Acting as the executor to an estate is an important duty with many responsibilities. While it may seem overwhelming and confusing at first, there are some very simple and basic first steps executors need to take that can help acclimate them to the process and help ensure that the deceased’s final wishes are carried out and all beneficiaries receive all the portions of the estate that they are due.
Most people generally advise their loved ones of their final wishes as it pertains to funeral arrangements. If this is the case, it may also be so that the deceased or his or her family has also made arrangements to pay for the funeral. If not, it will be up to the deceased’s surviving family members to make such arrangements, something the executor will not be expected to complete. However, it will be necessary for the executor of the estate to keep a financial record of all the burial costs paid out of the deceased’s estate as they may be deducted from any estate taxes.
Next, the executor will need to locate the deceased’s last will and testament and filed with the Surrogate Court in the county where the deceased resided or intended to reside if he or she lived out her final days outside of the county. Sometimes, the will may already be registered with the appropriate Surrogate Court, making this step easier.
If the last will and testament has not been filed with the court or the original certified copy cannot be located, it may be necessary to contact the attorney who helped draft the document to see if he or she has the paperwork. In the event the original cannot be located at all, a trust and estate attorney may be necessary to produce a satisfactory copy with an explanation as to why the original copy cannot be located.

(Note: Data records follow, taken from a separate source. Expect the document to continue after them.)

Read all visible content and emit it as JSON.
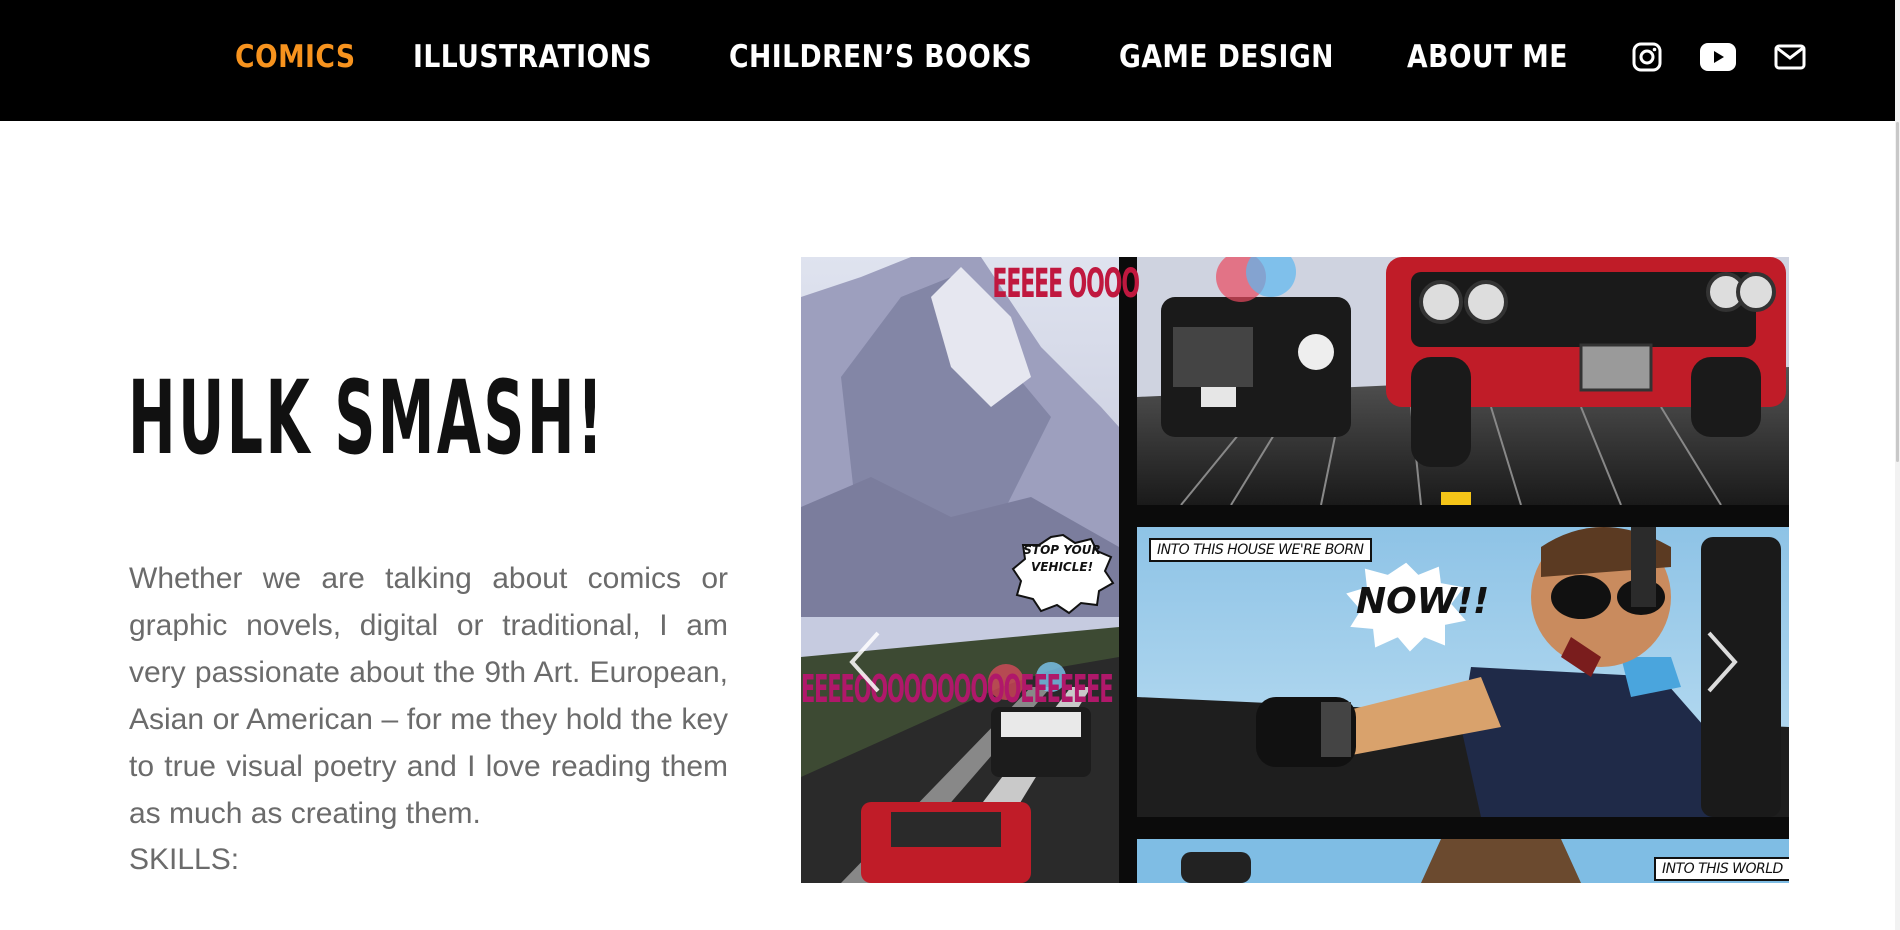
{
  "nav": {
    "items": [
      {
        "label": "COMICS",
        "active": true
      },
      {
        "label": "ILLUSTRATIONS",
        "active": false
      },
      {
        "label": "CHILDREN’S BOOKS",
        "active": false
      },
      {
        "label": "GAME DESIGN",
        "active": false
      },
      {
        "label": "ABOUT ME",
        "active": false
      }
    ],
    "icons": [
      "instagram-icon",
      "youtube-icon",
      "mail-icon"
    ],
    "active_color": "#f7931e",
    "background": "#000000"
  },
  "hero": {
    "title": "HULK SMASH!",
    "intro": "Whether we are talking about comics or graphic novels, digital or traditional, I am very passionate about the 9th Art. European, Asian or American – for me they hold the key to true visual poetry and I love reading them as much as creating them.",
    "skills_label": "SKILLS:"
  },
  "slider": {
    "captions": {
      "top": "INTO THIS HOUSE WE'RE BORN",
      "bottom": "INTO THIS WORLD"
    },
    "speech": {
      "stop": "STOP YOUR VEHICLE!",
      "now": "NOW!!"
    },
    "sound_effect": "EEEEOOOOOOOOOOEEEEEEE",
    "sound_effect_top": "EEEEE OOOO",
    "prev_icon": "chevron-left-icon",
    "next_icon": "chevron-right-icon"
  }
}
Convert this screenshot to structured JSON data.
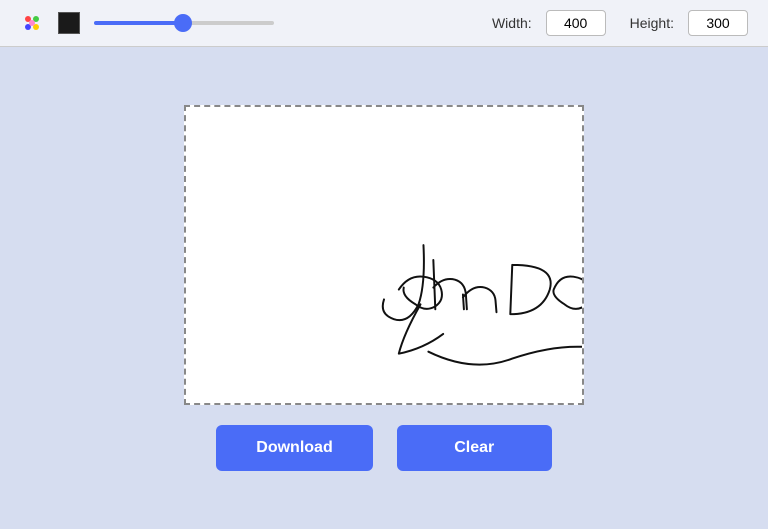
{
  "toolbar": {
    "width_label": "Width:",
    "height_label": "Height:",
    "width_value": "400",
    "height_value": "300",
    "slider_value": 50
  },
  "buttons": {
    "download_label": "Download",
    "clear_label": "Clear"
  },
  "colors": {
    "accent": "#4a6cf7",
    "brush": "#1a1a1a"
  }
}
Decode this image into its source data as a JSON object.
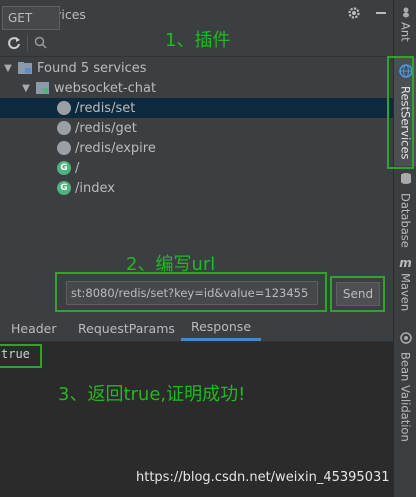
{
  "panel": {
    "title": "RestServices"
  },
  "tree": {
    "root_label": "Found 5 services",
    "module_label": "websocket-chat",
    "endpoints": [
      {
        "path": "/redis/set",
        "method_icon": "circle",
        "selected": true
      },
      {
        "path": "/redis/get",
        "method_icon": "circle"
      },
      {
        "path": "/redis/expire",
        "method_icon": "circle"
      },
      {
        "path": "/",
        "method_icon": "G"
      },
      {
        "path": "/index",
        "method_icon": "G"
      }
    ]
  },
  "request": {
    "method": "GET",
    "url": "st:8080/redis/set?key=id&value=123455",
    "send_label": "Send"
  },
  "tabs": [
    "Header",
    "RequestParams",
    "Response"
  ],
  "active_tab": "Response",
  "response": {
    "body": "true"
  },
  "annotations": {
    "step1": "1、插件",
    "step2": "2、编写url",
    "step3": "3、返回true,证明成功!"
  },
  "side_tabs": [
    "Ant",
    "RestServices",
    "Database",
    "Maven",
    "Bean Validation"
  ],
  "watermark": "https://blog.csdn.net/weixin_45395031",
  "colors": {
    "annotation": "#1fba1f",
    "selection": "#0d293e",
    "tab_underline": "#4a88c7"
  }
}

The executor of the estate will need to read the will carefully and begin the process of contacting all the named beneficiaries of the estate to inform them of their claims. Beneficiaries will need to be served by process informing them that the estate has been entered into probate and that proceedings will begin on the date given by the court. While probate can take as little as 30 to 60-days to complete, the process can become much longer and be more complicated if executors do not follow these other other basic steps to pass the estate through probate.